[[ THE INPUT, beginning ]]

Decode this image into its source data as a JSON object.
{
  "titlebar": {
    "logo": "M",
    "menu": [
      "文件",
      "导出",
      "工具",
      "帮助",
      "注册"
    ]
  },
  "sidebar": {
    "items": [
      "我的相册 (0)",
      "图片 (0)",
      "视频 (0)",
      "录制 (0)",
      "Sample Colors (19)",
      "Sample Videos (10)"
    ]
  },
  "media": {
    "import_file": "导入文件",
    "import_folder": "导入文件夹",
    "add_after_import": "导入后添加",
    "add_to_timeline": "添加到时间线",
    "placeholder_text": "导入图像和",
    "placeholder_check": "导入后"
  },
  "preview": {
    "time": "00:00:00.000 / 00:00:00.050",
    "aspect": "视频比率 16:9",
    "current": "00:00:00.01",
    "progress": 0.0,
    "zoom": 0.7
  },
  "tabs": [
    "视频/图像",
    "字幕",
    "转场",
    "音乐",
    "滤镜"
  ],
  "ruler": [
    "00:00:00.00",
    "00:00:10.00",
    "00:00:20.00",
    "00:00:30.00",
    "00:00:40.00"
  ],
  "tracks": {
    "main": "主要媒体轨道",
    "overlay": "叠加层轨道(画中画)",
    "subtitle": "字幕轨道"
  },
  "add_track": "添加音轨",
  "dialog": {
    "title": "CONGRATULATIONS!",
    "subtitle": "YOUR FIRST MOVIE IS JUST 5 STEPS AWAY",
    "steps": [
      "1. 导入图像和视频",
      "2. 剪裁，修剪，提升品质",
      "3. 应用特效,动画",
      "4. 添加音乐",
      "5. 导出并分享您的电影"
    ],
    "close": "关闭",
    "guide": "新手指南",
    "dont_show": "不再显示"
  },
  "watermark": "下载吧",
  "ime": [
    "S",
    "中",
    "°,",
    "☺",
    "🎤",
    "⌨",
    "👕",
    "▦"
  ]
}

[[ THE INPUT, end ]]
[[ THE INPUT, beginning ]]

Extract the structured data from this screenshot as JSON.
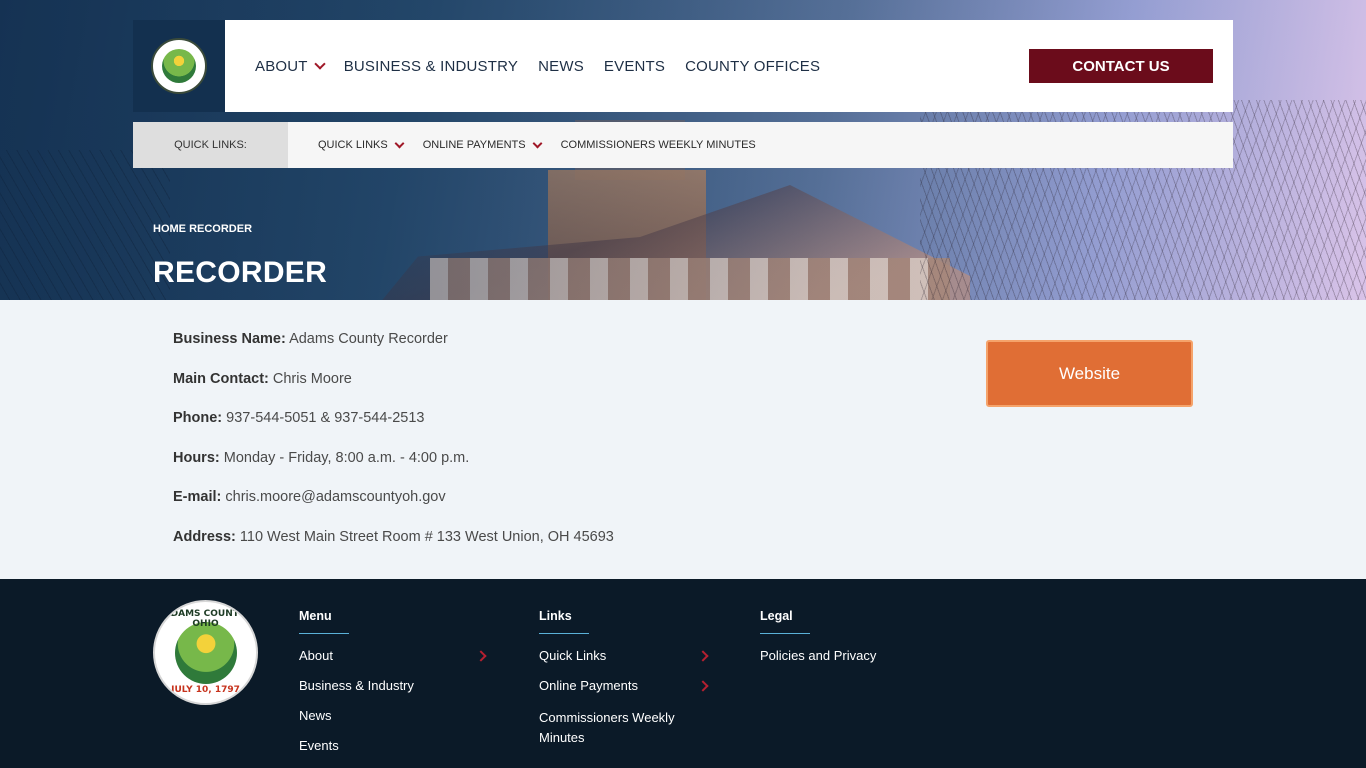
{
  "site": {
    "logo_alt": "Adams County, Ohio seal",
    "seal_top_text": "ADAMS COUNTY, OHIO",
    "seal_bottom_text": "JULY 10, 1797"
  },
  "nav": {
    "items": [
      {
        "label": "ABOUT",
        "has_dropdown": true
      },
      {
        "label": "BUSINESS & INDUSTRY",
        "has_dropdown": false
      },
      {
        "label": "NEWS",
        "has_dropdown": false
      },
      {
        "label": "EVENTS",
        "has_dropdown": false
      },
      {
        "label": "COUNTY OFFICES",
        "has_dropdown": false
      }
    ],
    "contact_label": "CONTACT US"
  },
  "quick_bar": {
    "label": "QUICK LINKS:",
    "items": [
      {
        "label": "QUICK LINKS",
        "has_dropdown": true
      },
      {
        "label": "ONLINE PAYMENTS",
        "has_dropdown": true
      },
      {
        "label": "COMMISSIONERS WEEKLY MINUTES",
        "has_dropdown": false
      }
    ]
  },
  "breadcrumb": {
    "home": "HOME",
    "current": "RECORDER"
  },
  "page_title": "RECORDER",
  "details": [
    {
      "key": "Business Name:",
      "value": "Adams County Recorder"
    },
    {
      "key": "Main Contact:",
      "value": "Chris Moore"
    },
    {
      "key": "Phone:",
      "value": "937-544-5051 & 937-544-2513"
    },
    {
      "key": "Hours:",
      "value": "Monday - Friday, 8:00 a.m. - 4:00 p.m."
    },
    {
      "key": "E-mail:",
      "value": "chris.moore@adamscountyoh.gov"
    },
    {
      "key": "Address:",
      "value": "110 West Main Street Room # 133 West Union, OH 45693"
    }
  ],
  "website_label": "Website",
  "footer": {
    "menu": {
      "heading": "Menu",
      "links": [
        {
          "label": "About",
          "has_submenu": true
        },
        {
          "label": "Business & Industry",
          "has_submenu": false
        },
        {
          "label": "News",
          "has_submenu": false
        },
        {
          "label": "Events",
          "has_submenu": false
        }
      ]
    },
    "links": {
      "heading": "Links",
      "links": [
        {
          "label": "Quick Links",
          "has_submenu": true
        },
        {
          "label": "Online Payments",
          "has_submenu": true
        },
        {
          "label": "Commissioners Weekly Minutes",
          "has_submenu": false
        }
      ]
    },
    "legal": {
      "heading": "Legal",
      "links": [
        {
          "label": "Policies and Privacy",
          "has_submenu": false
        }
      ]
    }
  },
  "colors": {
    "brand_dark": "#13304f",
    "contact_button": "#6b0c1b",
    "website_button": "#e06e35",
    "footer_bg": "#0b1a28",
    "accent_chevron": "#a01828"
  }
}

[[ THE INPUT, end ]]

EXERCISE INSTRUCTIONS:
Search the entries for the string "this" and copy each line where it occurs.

EXERCISE RESPONSE:
Decode this image into its source data as a JSON object.
Extract the structured data from this screenshot as JSON.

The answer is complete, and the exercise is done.